Here’s a snapshot of some of the chairs we have viewed over the last couple of weeks.
It is interesting that designers are always asked to design new chairs.
You might be forgiven for thinking that chairs are things that have been fundamentally sorted in the design world. We don’t mean that they are all perfectly shaped or wonderfully comfortable. It’s more that there have been plenty of wonderfully designed and beautifully comfortable chairs already made over the years.
And because of the needs of the human body in a chair, it’s pretty hard to beat the concept of four vertical legs (quattro gambe, in Italian), one seat (un posto), and one back (uno indietro). And let’s not forget that they need the ability to be moved around alot! (muoversi)
But people like to refresh their styles, even if refreshment is really another form of recycle.
What goes around comes around, as they say.
So here’s a random selection of chairs from us.
This is a very elegant chair and quite unusual. A key feature is the connection design for the leather, to ensure it remains taut over time even when the leather stretches. Another success from Bartoli Design. (By the way Anna Bartoli is a really lovely person and it’s been great to meet her here.)
Back to the Villa Balbionelli where the eclectic collection of a previous explorer owner includes furniture from outside Italy. (I mean explorer literally, he even went to Everest!) This chair is quite a feature, and the upholstered leather looks warm and inviting, but I’m not too sure about the shape. This chair was for viewing only so we couldn’t test its comfort.
These stools from the concept store Agape were pretty cool. True, they aren’t chairs but I like their shape so I’ve included them.
The classic “LC2” chair made by Cassina, and designed not just by Le Corbusier but also Pierre Jeanneret and Charlotte Perriand.
The Cassina website says: “Designed in 1928 and exhibited at the Salon d’Automne in Paris in 1929, it is the archetypal armchair in the new and modern conception of furnishings understood as “domestic equipment”, re-issued by Cassina and produced exclusively since 1965. The separation of the metal frame and the cushions expresses a rationalist approach to industrial production.”
I have a couple of the LC range sofas at our PodMarket studio in Melbourne. They are fantastic for waiting areas and even easy to lie on. The cushioning is much softer than you might think yet the sturdy tube framing makes the chair very sound.

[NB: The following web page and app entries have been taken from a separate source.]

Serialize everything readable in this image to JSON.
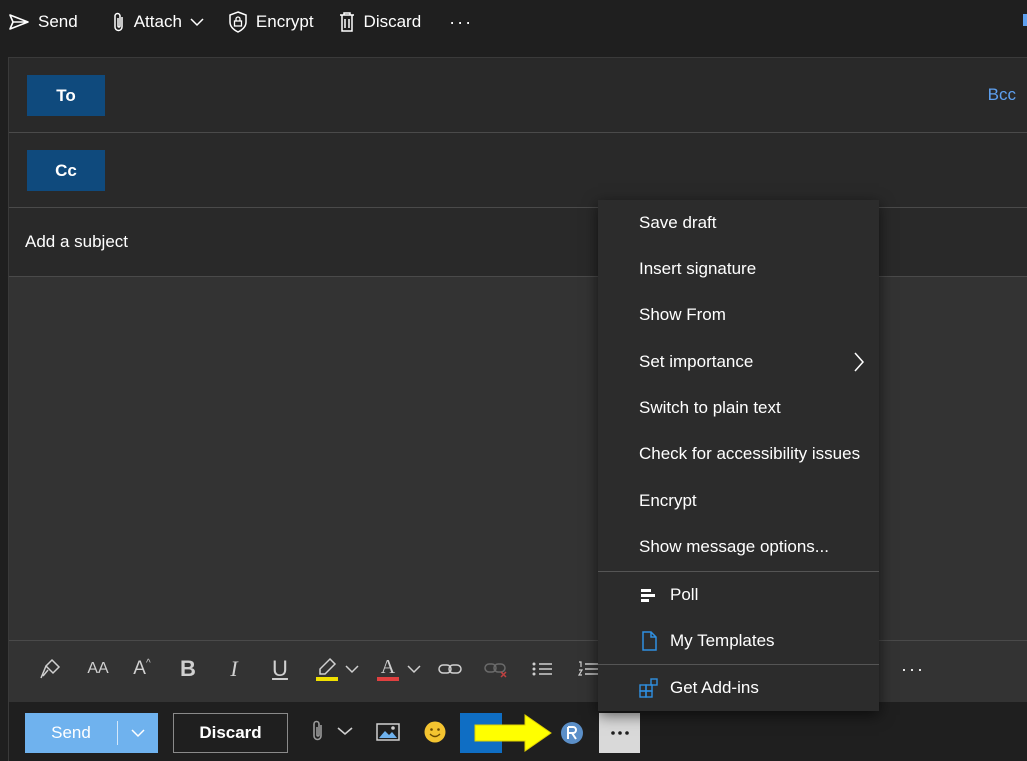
{
  "toolbar": {
    "send": "Send",
    "attach": "Attach",
    "encrypt": "Encrypt",
    "discard": "Discard",
    "more": "···"
  },
  "compose": {
    "to_label": "To",
    "cc_label": "Cc",
    "bcc_label": "Bcc",
    "subject_placeholder": "Add a subject"
  },
  "format_toolbar": {
    "font_size": "AA",
    "grow": "A",
    "bold": "B",
    "italic": "I",
    "underline": "U",
    "highlight_color": "#f0e000",
    "font_color_letter": "A",
    "font_color": "#e04040",
    "more": "···"
  },
  "actions": {
    "send": "Send",
    "discard": "Discard",
    "send_color": "#6fb2ee",
    "arrow_color": "#ffff00"
  },
  "menu": {
    "items": [
      {
        "label": "Save draft"
      },
      {
        "label": "Insert signature"
      },
      {
        "label": "Show From"
      },
      {
        "label": "Set importance"
      },
      {
        "label": "Switch to plain text"
      },
      {
        "label": "Check for accessibility issues"
      },
      {
        "label": "Encrypt"
      },
      {
        "label": "Show message options..."
      }
    ],
    "addins": [
      {
        "label": "Poll",
        "icon": "poll-icon"
      },
      {
        "label": "My Templates",
        "icon": "templates-icon"
      }
    ],
    "get_addins": {
      "label": "Get Add-ins",
      "icon": "get-addins-icon"
    }
  },
  "colors": {
    "accent": "#5ea0ef",
    "recipient_button": "#0f4a7d",
    "background": "#1f1f1f",
    "panel": "#292929"
  }
}
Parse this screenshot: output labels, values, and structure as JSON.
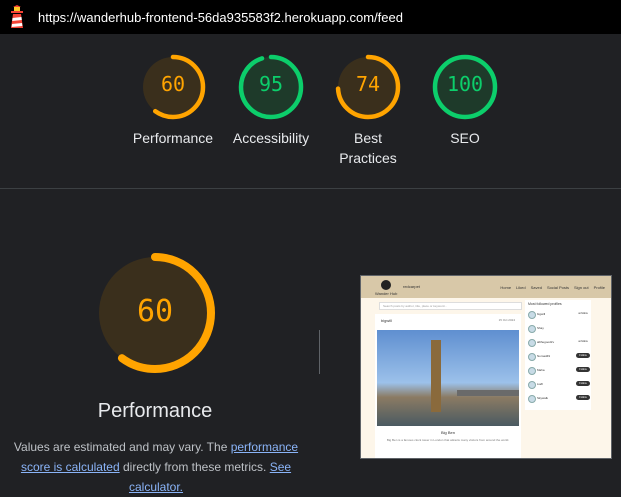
{
  "topbar": {
    "url": "https://wanderhub-frontend-56da935583f2.herokuapp.com/feed"
  },
  "colors": {
    "average": "#ffa400",
    "pass": "#0cce6b",
    "average_bg": "#3a2f1c",
    "pass_bg": "#1e3a2a"
  },
  "scores": [
    {
      "label": "Performance",
      "value": 60,
      "status": "average"
    },
    {
      "label": "Accessibility",
      "value": 95,
      "status": "pass"
    },
    {
      "label": "Best\nPractices",
      "value": 74,
      "status": "average"
    },
    {
      "label": "SEO",
      "value": 100,
      "status": "pass"
    }
  ],
  "main": {
    "value": 60,
    "title": "Performance",
    "note_prefix": "Values are estimated and may vary. The ",
    "note_link1": "performance score is calculated",
    "note_mid": " directly from these metrics. ",
    "note_link2": "See calculator."
  },
  "thumbnail": {
    "brand": "Wander Hub",
    "user": "redcarpet",
    "nav": [
      "Home",
      "Liked",
      "Saved",
      "Social Posts",
      "Sign out",
      "Profile"
    ],
    "search_placeholder": "Search posts by author, title, place or keyword...",
    "post_user": "bigwill",
    "post_date": "15 Oct 2024",
    "post_title": "Big Ben",
    "post_desc": "Big Ben is a famous clock tower in London that attracts many visitors from around the world.",
    "side_title": "Most followed profiles",
    "profiles": [
      {
        "name": "bigwill",
        "btn": "unfollow"
      },
      {
        "name": "Shay",
        "btn": ""
      },
      {
        "name": "allthegoodtrv",
        "btn": "unfollow"
      },
      {
        "name": "Nomad49",
        "btn": "Follow"
      },
      {
        "name": "Maha",
        "btn": "Follow"
      },
      {
        "name": "Lia8",
        "btn": "Follow"
      },
      {
        "name": "Skywalk",
        "btn": "Follow"
      }
    ]
  }
}
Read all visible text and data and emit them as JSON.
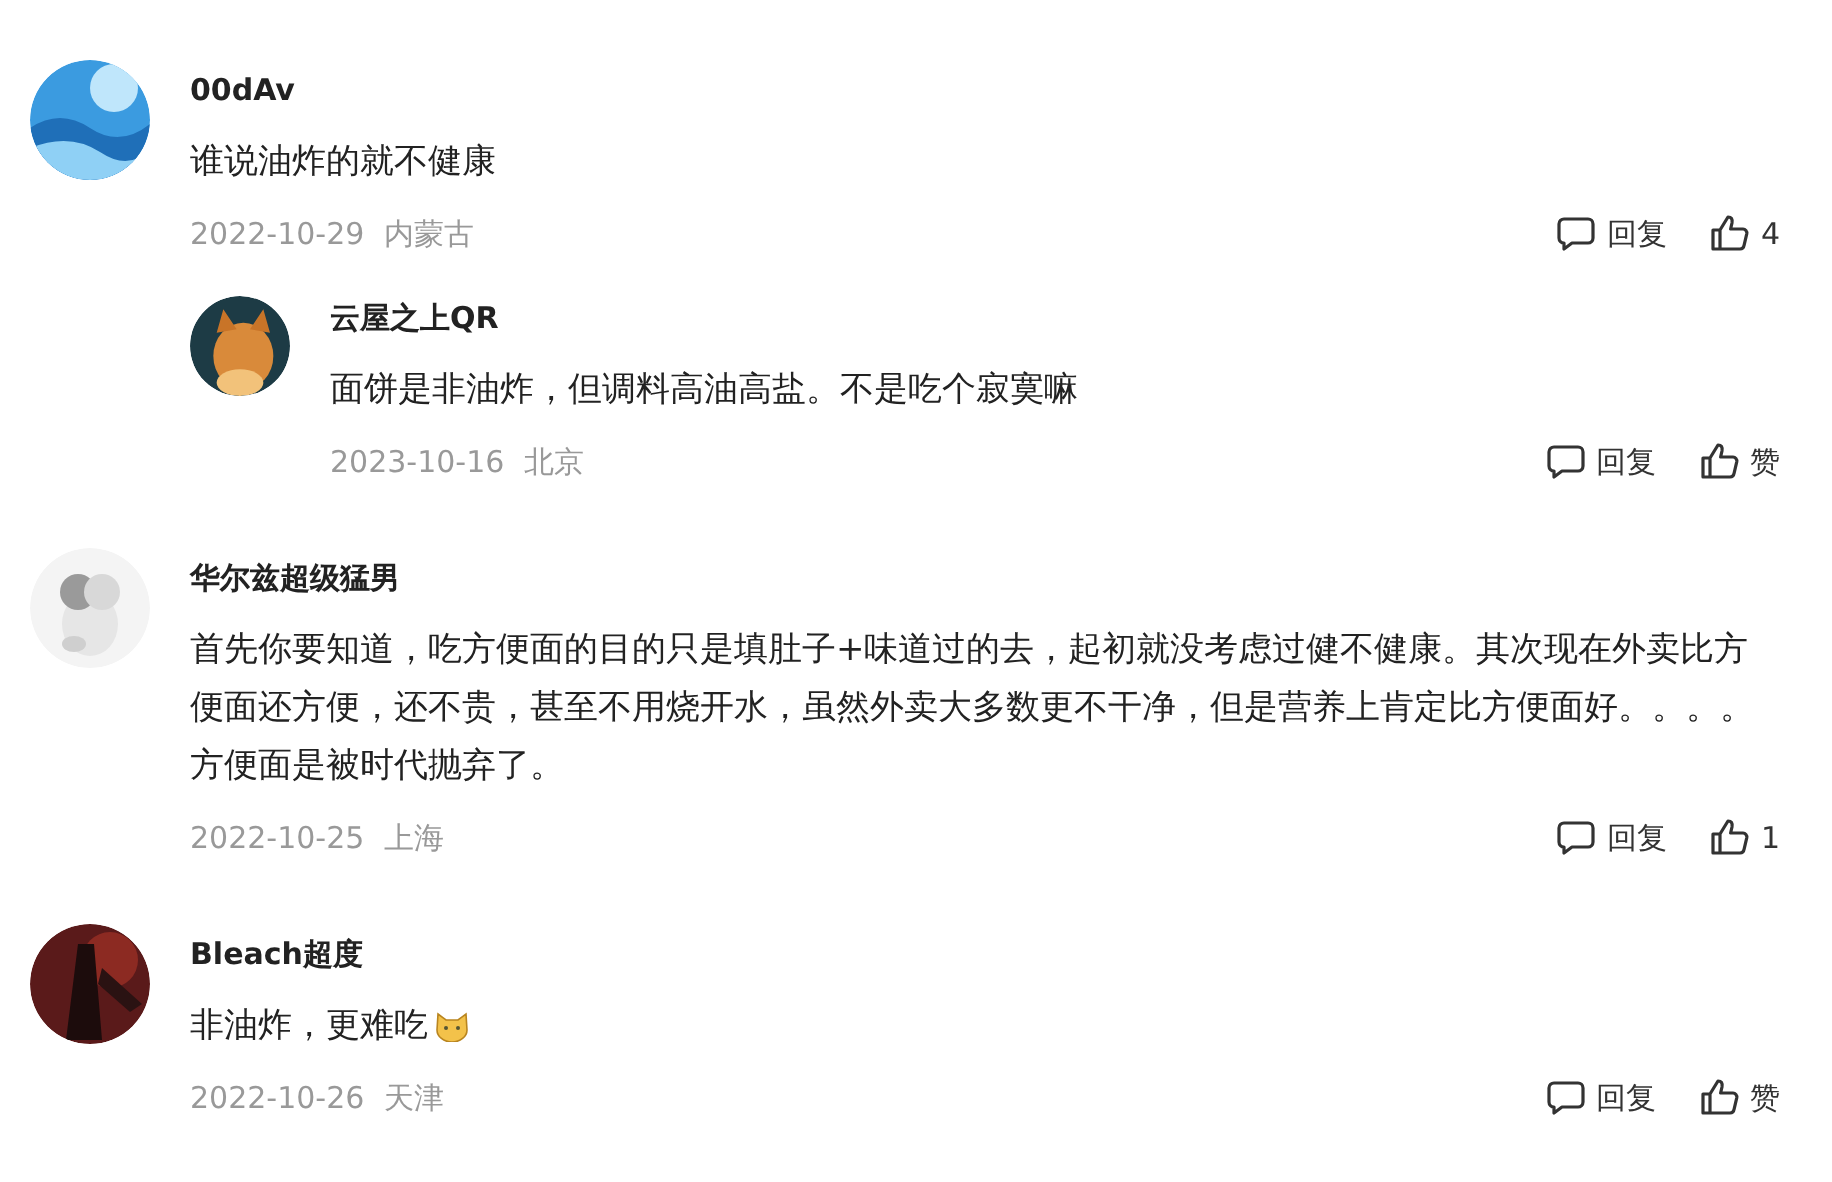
{
  "comments": [
    {
      "author": "00dAv",
      "text": "谁说油炸的就不健康",
      "date": "2022-10-29",
      "location": "内蒙古",
      "reply_label": "回复",
      "likes": "4",
      "replies": [
        {
          "author": "云屋之上QR",
          "text": "面饼是非油炸，但调料高油高盐。不是吃个寂寞嘛",
          "date": "2023-10-16",
          "location": "北京",
          "reply_label": "回复",
          "likes": "赞"
        }
      ]
    },
    {
      "author": "华尔兹超级猛男",
      "text": "首先你要知道，吃方便面的目的只是填肚子+味道过的去，起初就没考虑过健不健康。其次现在外卖比方便面还方便，还不贵，甚至不用烧开水，虽然外卖大多数更不干净，但是营养上肯定比方便面好。。。。方便面是被时代抛弃了。",
      "date": "2022-10-25",
      "location": "上海",
      "reply_label": "回复",
      "likes": "1"
    },
    {
      "author": "Bleach超度",
      "text": "非油炸，更难吃",
      "emoji": true,
      "date": "2022-10-26",
      "location": "天津",
      "reply_label": "回复",
      "likes": "赞"
    }
  ]
}
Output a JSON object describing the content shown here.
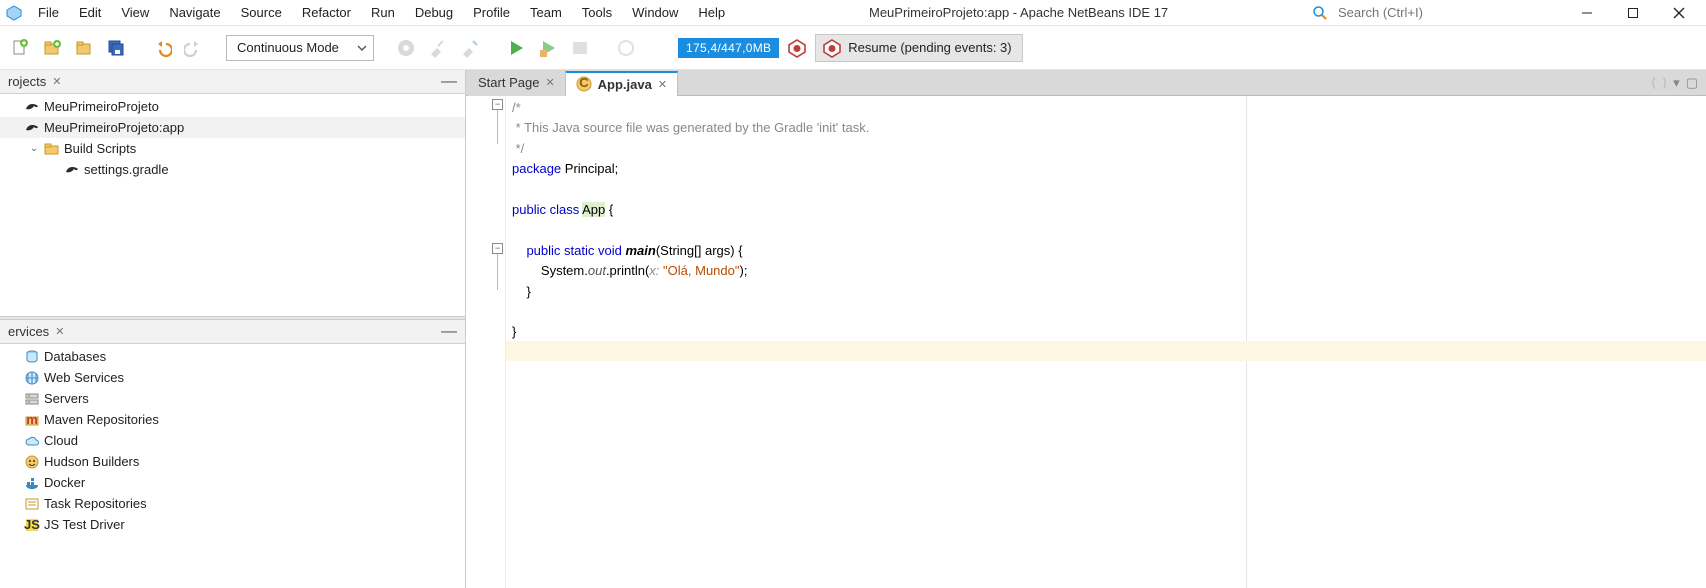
{
  "menus": [
    "File",
    "Edit",
    "View",
    "Navigate",
    "Source",
    "Refactor",
    "Run",
    "Debug",
    "Profile",
    "Team",
    "Tools",
    "Window",
    "Help"
  ],
  "app_title": "MeuPrimeiroProjeto:app - Apache NetBeans IDE 17",
  "search_placeholder": "Search (Ctrl+I)",
  "toolbar": {
    "config_dropdown": "Continuous Mode",
    "memory": "175,4/447,0MB",
    "resume_label": "Resume (pending events: 3)"
  },
  "left": {
    "projects": {
      "tab_label": "rojects",
      "items": [
        {
          "label": "MeuPrimeiroProjeto",
          "depth": 0,
          "icon": "gradle-project",
          "chev": ""
        },
        {
          "label": "MeuPrimeiroProjeto:app",
          "depth": 0,
          "icon": "gradle-project",
          "chev": "",
          "selected": true
        },
        {
          "label": "Build Scripts",
          "depth": 1,
          "icon": "folder",
          "chev": "v"
        },
        {
          "label": "settings.gradle",
          "depth": 2,
          "icon": "gradle-file",
          "chev": ""
        }
      ]
    },
    "services": {
      "tab_label": "ervices",
      "items": [
        {
          "label": "Databases",
          "icon": "database"
        },
        {
          "label": "Web Services",
          "icon": "globe"
        },
        {
          "label": "Servers",
          "icon": "server"
        },
        {
          "label": "Maven Repositories",
          "icon": "maven"
        },
        {
          "label": "Cloud",
          "icon": "cloud"
        },
        {
          "label": "Hudson Builders",
          "icon": "hudson"
        },
        {
          "label": "Docker",
          "icon": "docker"
        },
        {
          "label": "Task Repositories",
          "icon": "tasks"
        },
        {
          "label": "JS Test Driver",
          "icon": "js"
        }
      ]
    }
  },
  "editor": {
    "tabs": [
      {
        "label": "Start Page",
        "active": false
      },
      {
        "label": "App.java",
        "active": true,
        "icon": "java-class"
      }
    ],
    "code": {
      "l1": "/*",
      "l2": " * This Java source file was generated by the Gradle 'init' task.",
      "l3": " */",
      "l4a": "package",
      "l4b": " Principal;",
      "l5": "",
      "l6a": "public",
      "l6b": " ",
      "l6c": "class",
      "l6d": " ",
      "l6e": "App",
      "l6f": " {",
      "l7": "",
      "l8a": "    ",
      "l8b": "public",
      "l8c": " ",
      "l8d": "static",
      "l8e": " ",
      "l8f": "void",
      "l8g": " ",
      "l8h": "main",
      "l8i": "(String[] args) {",
      "l9a": "        System.",
      "l9b": "out",
      "l9c": ".println(",
      "l9d": "x:",
      "l9e": " ",
      "l9f": "\"Olá, Mundo\"",
      "l9g": ");",
      "l10": "    }",
      "l11": "",
      "l12": "}"
    }
  }
}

Here we are in a Molteni showroom testing out chairs.
Gio Ponti made these chairs incredibly comfortable despite how little actual seating area there is!
Really good. Thanks. I’ll take four.